Tara-Leigh Tarantola thought she knew what a person with anorexia looked like: "This really tiny, little, thin girl who won't eat." In other words, not her son, Zachary Haines, a happy-go-lucky teenager who once had a football player's bulky build.
In early 2012, my happy, healthy, bright and well-loved youngest-of-four 17-yr old daughter began to lose weight rapidly and experience a lot of stomach issues—the foods on her can’t-eat-this-it-hurts-my-stomach list quickly became longer than the list of what she could eat. Our pediatrician, a savvy and sensible woman, talked to my daughter about these issues over several visits and within a couple of months, after ruling out other possible causes, came to the conclusion the diagnosis was anorexia nervosa. Kinsey, the patient, disagreed and in fact never realized she was sick until she was well on her way to not being sick.
The doctor told us we would be going to the topnotch UCSD Eating Disorder Center for Treatment and Research. When I asked if Aetna would cover it she said she would fight for it. She explained UCSD was the only local facility utilizing a Family Based Treatment (Maudsley) model and research showed that to have the best chance for success. Thankfully, Aetna quickly agreed to write a single-case agreement and treatment started within a week.
Recovering from anorexia nervosa is never easy; eating disorders are brutal, persistent and misunderstood by most of society. You didn’t know they are genetic, biological, brain-based disorders thought to be triggered by a period of malnutrition? You are not alone. Fighting stigma is hard when you are also fighting for your own or your child’s life.
My daughter had an early diagnosis*, top-notch treatment and she still lost a semester of high school and one of college to her disease; she continues to be followed today to ensure her recovery stays solid. She fought hard to be where she is today (18-months of independent recovery away at University and studying abroad currently) and she and we are the lucky ones—we’ve had access to treatment that is evidence-based and that we could afford.
Our story is atypical; I’ve spoken to few people whose path has been this direct. Most struggle with uninformed physicians which delays diagnosis. Most have to search, often fruitlessly, for a treatment program that is both evidence-based and accessible. Most have to battle their insurance company endlessly. Most have to follow paths far more rugged than ours (which was decidedly no walk in the park).

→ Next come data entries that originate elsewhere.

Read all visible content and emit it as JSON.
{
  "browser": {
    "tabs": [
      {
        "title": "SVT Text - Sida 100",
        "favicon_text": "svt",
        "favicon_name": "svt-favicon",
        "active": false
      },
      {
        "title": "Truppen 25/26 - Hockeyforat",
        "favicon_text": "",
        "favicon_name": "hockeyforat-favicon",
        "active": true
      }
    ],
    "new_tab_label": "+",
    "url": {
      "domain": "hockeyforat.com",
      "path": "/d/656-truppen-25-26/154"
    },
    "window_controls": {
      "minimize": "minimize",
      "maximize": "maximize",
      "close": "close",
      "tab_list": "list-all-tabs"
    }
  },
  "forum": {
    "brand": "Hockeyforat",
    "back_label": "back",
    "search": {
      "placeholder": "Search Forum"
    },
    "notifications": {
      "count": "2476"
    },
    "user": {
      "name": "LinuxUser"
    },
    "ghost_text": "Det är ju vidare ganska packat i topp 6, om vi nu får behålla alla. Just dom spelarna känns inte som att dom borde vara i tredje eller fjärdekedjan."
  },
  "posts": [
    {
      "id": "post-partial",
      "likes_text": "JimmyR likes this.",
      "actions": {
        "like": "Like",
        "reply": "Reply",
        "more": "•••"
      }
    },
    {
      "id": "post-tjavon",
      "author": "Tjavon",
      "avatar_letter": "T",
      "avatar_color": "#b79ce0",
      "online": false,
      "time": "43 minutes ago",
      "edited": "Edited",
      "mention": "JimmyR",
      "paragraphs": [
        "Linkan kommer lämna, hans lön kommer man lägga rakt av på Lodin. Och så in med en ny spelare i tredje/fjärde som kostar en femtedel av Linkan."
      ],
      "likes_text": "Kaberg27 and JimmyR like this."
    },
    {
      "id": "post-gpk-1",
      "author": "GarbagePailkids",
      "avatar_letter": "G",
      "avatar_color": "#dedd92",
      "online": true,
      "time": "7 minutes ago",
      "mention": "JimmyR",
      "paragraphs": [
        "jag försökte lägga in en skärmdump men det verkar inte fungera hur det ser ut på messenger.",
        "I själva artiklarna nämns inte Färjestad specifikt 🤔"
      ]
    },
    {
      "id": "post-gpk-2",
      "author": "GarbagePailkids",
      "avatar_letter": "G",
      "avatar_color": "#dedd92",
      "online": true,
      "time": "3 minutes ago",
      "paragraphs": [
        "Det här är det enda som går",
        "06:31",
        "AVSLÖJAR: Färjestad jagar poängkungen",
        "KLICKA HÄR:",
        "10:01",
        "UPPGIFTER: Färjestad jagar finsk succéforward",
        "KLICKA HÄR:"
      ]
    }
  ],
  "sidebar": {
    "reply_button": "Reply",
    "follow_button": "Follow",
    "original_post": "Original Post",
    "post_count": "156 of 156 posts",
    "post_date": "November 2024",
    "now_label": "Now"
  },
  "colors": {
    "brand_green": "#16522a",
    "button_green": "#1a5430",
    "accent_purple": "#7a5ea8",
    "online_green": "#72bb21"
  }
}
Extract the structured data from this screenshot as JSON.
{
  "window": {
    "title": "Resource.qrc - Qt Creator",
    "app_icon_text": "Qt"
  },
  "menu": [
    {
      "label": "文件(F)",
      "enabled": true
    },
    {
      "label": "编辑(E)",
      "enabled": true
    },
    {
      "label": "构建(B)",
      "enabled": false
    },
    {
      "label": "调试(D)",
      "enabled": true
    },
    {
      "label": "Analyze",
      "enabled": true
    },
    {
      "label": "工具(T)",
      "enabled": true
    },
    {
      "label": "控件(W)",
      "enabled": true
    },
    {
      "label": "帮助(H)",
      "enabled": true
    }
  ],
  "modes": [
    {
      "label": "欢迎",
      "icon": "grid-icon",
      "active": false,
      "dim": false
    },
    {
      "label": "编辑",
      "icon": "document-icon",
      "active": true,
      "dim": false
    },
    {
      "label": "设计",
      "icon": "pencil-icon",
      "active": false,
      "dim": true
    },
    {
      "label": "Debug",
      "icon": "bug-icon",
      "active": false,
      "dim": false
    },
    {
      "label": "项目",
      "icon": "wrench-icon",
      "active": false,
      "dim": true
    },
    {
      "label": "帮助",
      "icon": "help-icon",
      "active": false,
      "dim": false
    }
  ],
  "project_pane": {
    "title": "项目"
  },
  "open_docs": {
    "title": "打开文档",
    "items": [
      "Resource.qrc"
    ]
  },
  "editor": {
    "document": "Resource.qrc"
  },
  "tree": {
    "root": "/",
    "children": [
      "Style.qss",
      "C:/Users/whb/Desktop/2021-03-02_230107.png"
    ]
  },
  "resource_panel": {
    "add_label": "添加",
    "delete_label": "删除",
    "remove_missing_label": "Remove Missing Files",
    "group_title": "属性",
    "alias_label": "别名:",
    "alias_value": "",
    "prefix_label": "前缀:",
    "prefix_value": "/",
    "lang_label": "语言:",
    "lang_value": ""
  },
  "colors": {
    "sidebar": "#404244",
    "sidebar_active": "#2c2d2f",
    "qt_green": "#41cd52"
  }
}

Today I fight because parent pioneers like Laura Collins deserve to know there are those committed to carrying on their work. I fight for the opportunity to recover my daughter had not to be an anomaly. I fight for the access to treatment every person affected by an eating disorder deserves. I fight because I know too many mothers who have lost their children and too many who face that prospect. I fight because the researchers who have taught us much in recent years need and deserve funding on par with what other diseases get. I fight so people will understand this disease has nothing to do with vanity or choice and everything to do with brain wiring. I fight because eating disorders are serious and there is hope and together we will raise our voice to ensure there is progress.
* For more information on the importance of early diagnosis and treatment, please check out this article, "Anorexia Nervosa: New research underlines importance of getting help before chronicity sets in.